• **What you need to do**
Return every line from the listing where the word "name" occurs.

◆ ◆ ◆ ◆ ◆

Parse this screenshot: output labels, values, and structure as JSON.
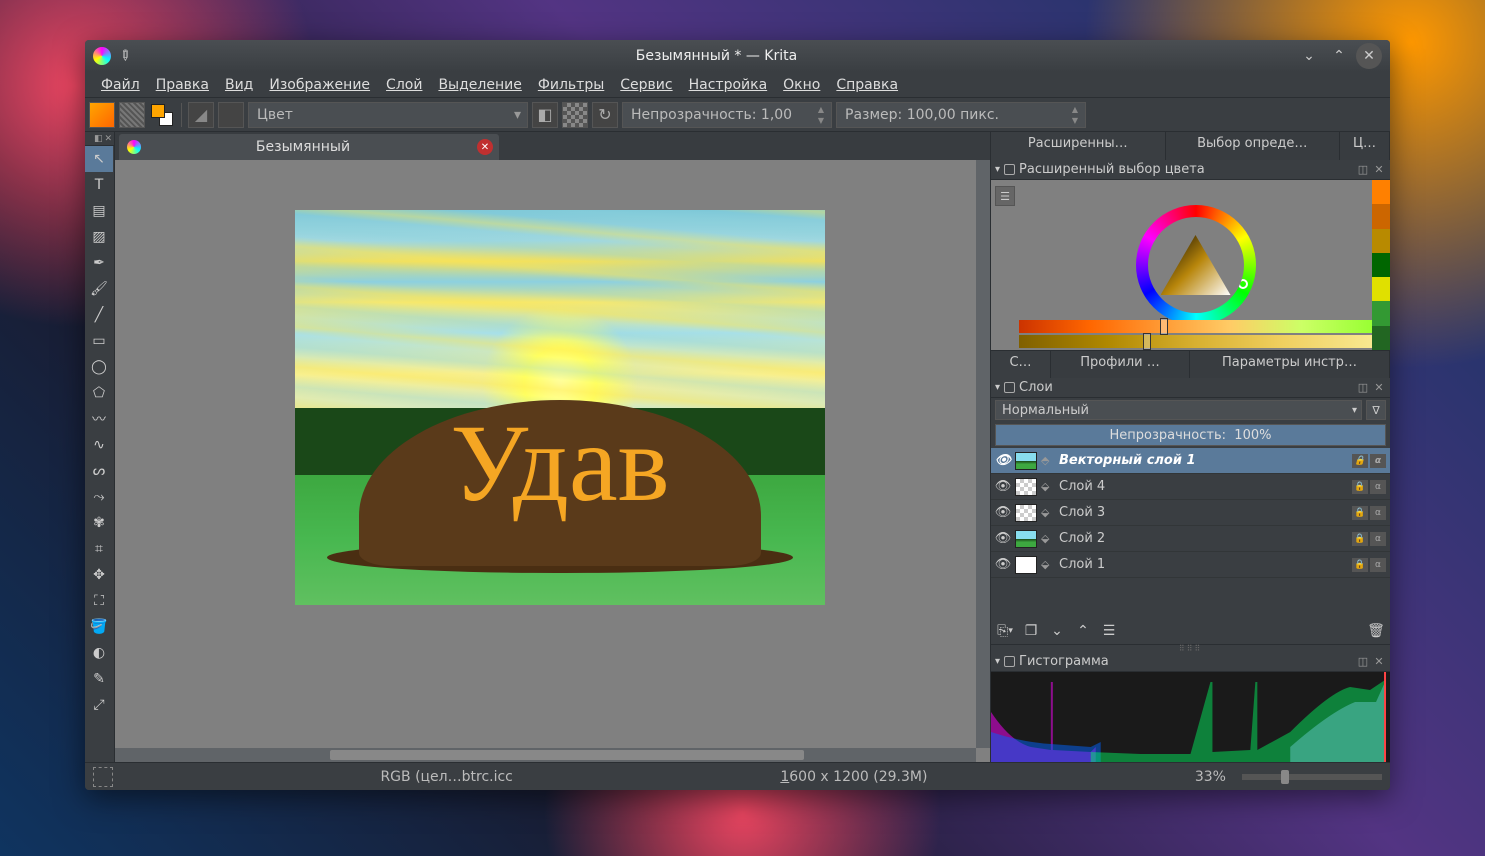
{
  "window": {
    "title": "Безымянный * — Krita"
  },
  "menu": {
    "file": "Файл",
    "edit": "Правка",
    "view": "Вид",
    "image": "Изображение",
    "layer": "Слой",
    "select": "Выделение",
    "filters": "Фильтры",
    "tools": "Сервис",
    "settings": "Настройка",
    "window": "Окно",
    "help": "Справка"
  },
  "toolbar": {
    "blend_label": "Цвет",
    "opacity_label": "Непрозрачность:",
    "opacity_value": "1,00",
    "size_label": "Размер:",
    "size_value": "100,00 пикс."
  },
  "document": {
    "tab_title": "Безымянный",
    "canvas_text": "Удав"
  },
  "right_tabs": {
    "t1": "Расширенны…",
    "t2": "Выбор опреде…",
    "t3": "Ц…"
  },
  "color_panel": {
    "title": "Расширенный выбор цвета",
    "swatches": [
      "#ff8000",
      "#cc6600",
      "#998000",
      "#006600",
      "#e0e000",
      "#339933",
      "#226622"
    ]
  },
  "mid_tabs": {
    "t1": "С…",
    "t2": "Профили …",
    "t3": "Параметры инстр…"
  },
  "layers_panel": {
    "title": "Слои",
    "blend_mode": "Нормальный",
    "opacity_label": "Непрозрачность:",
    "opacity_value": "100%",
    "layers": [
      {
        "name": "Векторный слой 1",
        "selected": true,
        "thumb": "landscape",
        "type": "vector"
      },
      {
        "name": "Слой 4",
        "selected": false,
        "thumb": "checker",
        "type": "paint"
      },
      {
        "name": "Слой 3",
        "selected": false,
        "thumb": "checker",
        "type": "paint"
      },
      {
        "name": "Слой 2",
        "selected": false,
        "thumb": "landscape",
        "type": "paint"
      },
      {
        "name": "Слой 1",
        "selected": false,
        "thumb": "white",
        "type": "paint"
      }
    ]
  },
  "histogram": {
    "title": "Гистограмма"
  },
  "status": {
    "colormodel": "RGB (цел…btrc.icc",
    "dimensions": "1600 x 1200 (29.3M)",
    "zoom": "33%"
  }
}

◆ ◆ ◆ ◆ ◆

• **Output below**
        "name": "Векторный слой 1",
        "name": "Слой 4",
        "name": "Слой 3",
        "name": "Слой 2",
        "name": "Слой 1",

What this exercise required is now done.